I was listening to Josh Groban’s recent album Stages, and “Finishing the Hat” came on – from Sundays in the Park with George, a Sondheim musical inspired by artist Georges Seurat painting “A Sunday Afternoon on the Island of La Grande Jatte.”
It’s a painful song about the woman George loves leaving him, but he still has his work that needs to be done, finishing painting the hat on the woman. The lyrics to the song are marvelous, detailing a different way of looking at the world, as negative space and windows, where the artist grants as much importance to the hat as the figure wearing it.
Finishing the hat
How you have to finish the hat
How you watch the rest of the world
From a window
While you finish the hat
Writers, and I assume other artists as well, are dissociative by nature. I detach from the world and slip into another, wear the skins of many characters, experience an existence slightly different from my own while also living in the one I’m in. And whenever I’m working on dayjob or cooking or other responsibilities, part of me is always somewhere else, always needing more than where I am or what I’m doing. I can be absentminded, selectively blind, deaf, mute, and all because I’m not entirely here. At the recommendation of a therapist, I tried mindfulness once. I found it lacking on a therapeutic level. That little part of me cannot remain tethered. And why should it? What would keep me here?
Entering the world of the hat
Reaching through the world of the hat
Like a window
Back to this one from that

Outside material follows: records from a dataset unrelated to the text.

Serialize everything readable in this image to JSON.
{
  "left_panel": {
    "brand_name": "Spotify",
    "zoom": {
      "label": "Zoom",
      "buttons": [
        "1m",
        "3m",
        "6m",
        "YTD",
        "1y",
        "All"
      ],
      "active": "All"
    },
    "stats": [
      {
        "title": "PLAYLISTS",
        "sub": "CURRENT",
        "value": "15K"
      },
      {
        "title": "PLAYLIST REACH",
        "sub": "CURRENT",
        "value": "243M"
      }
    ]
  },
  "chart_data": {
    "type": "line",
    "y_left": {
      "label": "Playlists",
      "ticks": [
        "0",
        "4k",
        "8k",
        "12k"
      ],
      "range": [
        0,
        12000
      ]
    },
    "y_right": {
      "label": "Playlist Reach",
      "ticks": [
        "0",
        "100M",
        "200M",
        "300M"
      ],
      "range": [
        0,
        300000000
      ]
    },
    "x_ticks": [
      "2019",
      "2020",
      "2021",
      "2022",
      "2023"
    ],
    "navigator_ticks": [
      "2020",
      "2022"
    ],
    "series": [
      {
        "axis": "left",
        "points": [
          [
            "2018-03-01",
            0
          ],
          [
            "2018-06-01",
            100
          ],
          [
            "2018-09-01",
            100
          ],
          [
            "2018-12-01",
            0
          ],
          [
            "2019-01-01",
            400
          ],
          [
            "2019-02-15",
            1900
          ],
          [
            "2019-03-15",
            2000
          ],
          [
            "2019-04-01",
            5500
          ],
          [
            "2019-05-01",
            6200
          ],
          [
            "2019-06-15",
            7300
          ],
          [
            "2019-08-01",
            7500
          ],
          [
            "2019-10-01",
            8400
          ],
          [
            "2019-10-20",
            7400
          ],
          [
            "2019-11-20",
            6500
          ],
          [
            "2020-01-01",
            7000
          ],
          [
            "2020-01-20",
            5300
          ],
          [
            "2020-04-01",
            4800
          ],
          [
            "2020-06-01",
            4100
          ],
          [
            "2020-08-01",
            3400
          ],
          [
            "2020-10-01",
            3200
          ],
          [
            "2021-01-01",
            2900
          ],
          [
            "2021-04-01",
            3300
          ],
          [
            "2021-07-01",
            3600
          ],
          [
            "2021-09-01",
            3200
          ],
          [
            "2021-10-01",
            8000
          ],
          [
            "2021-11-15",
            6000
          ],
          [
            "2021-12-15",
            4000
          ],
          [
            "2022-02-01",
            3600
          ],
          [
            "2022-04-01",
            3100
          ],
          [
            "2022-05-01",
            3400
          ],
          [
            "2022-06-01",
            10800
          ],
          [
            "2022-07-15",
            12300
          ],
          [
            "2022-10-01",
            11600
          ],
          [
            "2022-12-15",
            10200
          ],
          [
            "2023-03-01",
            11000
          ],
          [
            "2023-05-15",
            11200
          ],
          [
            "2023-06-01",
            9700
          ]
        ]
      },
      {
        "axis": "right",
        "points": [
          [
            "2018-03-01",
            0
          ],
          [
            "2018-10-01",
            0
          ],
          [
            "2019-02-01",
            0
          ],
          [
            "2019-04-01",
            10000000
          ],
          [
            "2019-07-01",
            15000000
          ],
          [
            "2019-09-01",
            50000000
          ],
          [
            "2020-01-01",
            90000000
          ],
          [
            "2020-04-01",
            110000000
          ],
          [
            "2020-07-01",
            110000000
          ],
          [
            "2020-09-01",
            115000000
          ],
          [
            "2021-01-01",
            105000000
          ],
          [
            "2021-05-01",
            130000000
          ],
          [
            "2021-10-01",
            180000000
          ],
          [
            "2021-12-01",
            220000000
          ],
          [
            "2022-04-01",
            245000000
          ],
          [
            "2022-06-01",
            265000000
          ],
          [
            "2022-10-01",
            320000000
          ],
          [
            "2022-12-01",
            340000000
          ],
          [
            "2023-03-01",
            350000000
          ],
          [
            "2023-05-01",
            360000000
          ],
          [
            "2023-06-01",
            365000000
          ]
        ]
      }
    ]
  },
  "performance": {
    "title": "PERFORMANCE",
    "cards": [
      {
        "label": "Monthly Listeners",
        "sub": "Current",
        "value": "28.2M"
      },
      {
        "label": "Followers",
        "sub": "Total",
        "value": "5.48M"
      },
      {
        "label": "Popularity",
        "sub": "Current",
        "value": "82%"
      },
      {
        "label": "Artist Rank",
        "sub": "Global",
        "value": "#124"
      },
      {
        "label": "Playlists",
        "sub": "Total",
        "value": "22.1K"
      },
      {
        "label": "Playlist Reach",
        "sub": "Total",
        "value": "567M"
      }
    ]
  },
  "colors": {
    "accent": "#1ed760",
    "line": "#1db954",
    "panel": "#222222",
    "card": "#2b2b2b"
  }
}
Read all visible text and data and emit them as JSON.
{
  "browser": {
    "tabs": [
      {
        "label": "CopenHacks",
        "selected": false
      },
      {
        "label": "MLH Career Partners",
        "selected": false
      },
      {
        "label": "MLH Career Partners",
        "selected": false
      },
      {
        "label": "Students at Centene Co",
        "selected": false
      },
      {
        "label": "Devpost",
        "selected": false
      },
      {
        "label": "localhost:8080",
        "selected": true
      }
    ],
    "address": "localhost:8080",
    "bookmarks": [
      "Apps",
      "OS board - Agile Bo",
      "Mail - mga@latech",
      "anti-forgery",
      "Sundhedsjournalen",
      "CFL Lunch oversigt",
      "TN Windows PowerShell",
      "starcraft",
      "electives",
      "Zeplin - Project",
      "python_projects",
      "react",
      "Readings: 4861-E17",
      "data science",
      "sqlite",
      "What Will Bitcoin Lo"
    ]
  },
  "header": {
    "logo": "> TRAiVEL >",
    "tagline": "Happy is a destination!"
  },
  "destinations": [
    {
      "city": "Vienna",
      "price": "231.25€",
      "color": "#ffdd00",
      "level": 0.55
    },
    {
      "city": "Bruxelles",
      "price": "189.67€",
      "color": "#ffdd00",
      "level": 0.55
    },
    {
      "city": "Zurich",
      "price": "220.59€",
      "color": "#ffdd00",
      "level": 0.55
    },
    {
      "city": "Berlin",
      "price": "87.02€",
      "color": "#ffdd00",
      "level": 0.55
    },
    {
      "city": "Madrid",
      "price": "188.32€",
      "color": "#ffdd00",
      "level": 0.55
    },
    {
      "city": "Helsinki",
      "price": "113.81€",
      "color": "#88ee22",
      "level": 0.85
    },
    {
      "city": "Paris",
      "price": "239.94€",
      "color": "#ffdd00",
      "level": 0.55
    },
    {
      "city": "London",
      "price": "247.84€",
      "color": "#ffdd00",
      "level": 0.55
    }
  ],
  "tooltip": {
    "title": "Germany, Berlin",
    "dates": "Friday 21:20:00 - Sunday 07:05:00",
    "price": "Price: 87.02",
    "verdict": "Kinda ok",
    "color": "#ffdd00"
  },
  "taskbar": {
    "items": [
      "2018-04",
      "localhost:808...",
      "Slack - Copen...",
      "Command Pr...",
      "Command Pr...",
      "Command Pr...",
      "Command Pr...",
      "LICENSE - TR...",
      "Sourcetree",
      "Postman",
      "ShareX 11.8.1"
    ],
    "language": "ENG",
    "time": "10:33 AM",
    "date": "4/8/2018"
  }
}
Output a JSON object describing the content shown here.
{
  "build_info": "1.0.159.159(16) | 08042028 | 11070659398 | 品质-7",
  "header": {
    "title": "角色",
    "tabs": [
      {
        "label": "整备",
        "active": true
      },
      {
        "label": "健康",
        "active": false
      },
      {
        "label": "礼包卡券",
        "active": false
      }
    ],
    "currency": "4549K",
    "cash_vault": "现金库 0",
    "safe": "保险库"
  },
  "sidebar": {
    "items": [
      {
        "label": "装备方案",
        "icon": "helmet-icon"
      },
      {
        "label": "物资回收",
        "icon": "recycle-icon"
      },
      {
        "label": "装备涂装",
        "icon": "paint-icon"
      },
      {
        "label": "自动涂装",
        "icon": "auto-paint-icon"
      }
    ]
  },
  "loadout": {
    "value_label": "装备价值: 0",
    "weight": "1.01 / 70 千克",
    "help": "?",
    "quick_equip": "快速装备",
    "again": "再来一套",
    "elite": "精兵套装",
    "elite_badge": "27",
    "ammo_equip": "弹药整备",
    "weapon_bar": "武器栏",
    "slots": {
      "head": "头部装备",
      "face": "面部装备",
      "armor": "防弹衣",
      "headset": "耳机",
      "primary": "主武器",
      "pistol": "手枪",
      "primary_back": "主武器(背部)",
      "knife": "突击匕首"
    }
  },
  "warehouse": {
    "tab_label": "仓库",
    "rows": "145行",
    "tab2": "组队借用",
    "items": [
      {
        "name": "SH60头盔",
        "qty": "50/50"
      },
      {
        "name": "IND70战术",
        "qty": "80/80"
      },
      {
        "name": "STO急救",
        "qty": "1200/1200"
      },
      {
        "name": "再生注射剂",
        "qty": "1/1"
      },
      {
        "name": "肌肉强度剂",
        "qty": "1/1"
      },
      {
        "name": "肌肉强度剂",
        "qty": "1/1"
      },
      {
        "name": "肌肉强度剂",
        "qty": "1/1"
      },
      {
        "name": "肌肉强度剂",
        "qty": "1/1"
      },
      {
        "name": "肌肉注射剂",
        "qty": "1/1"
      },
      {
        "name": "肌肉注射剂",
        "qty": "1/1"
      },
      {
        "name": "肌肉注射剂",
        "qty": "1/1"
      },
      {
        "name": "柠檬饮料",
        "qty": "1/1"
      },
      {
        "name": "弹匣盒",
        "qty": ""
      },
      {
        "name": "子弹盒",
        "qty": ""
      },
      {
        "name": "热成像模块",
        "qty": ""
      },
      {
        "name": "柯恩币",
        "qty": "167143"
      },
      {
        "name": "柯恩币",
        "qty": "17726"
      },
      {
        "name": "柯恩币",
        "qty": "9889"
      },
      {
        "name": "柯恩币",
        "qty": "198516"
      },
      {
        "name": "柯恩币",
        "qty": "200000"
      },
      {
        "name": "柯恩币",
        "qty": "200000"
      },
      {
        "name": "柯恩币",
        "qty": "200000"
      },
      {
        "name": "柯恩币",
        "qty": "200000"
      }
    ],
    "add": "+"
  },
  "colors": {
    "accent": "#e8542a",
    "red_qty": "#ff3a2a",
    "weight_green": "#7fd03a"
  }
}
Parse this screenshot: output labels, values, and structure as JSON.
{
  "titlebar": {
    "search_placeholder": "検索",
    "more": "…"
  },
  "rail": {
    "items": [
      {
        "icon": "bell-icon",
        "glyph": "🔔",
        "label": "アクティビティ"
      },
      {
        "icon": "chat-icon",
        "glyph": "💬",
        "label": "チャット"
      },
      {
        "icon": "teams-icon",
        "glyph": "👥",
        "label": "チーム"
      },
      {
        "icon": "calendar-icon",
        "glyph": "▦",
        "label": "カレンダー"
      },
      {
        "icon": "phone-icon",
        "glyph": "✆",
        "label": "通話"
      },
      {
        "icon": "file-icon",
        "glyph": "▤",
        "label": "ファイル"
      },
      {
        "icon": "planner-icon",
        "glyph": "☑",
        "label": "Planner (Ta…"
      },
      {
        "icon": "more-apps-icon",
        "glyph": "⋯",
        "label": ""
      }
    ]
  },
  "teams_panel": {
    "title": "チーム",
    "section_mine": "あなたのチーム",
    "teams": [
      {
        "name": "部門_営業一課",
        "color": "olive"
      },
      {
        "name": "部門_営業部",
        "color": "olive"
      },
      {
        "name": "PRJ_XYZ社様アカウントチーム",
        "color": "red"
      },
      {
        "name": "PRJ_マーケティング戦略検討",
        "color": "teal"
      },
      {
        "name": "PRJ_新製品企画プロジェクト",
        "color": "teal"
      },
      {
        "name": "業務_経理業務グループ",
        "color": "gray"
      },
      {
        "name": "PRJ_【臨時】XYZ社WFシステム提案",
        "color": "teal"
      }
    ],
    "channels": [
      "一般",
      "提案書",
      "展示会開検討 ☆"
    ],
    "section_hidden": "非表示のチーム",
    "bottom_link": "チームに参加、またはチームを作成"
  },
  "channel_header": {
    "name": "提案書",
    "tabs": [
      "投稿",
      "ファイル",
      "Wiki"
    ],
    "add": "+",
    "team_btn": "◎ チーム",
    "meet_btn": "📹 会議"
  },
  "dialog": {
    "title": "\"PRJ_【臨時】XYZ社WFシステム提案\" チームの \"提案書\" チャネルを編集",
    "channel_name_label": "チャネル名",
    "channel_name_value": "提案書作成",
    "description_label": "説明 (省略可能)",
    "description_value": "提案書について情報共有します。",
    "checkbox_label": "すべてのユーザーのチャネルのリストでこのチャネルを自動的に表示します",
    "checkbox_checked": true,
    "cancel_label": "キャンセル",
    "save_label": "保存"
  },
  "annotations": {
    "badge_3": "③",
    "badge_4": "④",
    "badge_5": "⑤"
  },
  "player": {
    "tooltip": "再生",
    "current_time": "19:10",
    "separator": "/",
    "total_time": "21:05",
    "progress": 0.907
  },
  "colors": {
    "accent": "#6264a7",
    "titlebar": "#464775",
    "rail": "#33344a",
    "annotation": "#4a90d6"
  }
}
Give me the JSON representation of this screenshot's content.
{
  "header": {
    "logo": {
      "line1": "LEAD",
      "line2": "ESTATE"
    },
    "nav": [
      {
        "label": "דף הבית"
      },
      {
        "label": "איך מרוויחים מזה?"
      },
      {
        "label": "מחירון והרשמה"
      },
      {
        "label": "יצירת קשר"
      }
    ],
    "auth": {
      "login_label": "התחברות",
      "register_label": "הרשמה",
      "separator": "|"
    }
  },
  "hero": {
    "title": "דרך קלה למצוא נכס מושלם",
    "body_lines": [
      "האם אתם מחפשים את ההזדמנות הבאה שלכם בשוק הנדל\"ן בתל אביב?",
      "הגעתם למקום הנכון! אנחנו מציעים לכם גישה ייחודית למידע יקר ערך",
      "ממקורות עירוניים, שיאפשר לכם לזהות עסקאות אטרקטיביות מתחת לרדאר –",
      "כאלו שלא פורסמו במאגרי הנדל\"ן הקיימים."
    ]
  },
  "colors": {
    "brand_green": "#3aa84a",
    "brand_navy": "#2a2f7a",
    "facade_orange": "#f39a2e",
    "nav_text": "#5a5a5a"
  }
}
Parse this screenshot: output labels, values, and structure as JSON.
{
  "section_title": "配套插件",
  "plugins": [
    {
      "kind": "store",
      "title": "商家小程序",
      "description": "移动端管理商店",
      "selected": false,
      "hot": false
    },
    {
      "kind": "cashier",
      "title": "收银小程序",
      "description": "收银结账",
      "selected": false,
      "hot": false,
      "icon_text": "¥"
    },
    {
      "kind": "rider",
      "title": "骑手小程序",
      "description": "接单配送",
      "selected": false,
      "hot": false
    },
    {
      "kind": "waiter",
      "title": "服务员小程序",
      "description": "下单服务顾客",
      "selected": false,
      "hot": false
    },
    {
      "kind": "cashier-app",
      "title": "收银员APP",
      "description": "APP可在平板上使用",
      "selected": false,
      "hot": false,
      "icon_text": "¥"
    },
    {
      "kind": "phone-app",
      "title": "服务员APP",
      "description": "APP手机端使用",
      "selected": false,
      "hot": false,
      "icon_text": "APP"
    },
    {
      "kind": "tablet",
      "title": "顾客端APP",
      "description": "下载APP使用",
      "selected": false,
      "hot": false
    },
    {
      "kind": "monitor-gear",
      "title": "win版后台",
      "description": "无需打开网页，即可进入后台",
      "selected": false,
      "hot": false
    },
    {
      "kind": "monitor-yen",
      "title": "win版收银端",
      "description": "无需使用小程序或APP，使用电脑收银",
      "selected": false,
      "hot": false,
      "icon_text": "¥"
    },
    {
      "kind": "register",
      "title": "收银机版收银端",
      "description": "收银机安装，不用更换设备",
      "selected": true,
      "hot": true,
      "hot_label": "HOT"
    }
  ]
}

I spend all day mentalizing the scene, trying different phrases, different angles, different dialogue, playing it out over and over and over until it feels solid, then finding another to work on. I get home and I’m usually too mentally/emotionally exhausted to write, which hurts all the more after all the preparation and build-up and genuine need to get these bottlenecking ideas out of my head and into written words where they belong. My real work, this work, and I can barely make headway like I used to when this work was all I did (and when I made little to no money doing it).
Dayjob consumes my time, but my writing consumes my life. I’m far more comfortable dissociating when I’m deep in depression than I am bearing reality, but sometimes I realize how much of my life is spent watching the world from a window while I finish the story. And there’s always another story. Too many stories and never enough time. Worse, never enough energy. I wish coffee were the potion that I wanted it to be. It keeps my eyes open, nothing more. Sometimes my heart races, but that’s decidedly unpleasant.
And when the woman that you wanted goes
You can say to yourself, well, I give what I give
But the woman who won’t wait for you knows
That however you live
There’s a part of you always standing by
Mapping out the sky
There is always a part of me discontent with the world I’m in, always wanting a world that can only be inside my head or on a page. And in having to make a choice between ever having a deeper relationship with a person or writing, I suppose I’ve married myself to the work, because I can only ever successfully do one or the other, and the stories aren’t going away, while no person’s exactly clamoring for my time. I could never give everything I needed to give to a person, despite loneliness, despite human need.
Perhaps the reason I’ve never felt like a human being was because I’m a writer instead. And are we merely ghosts?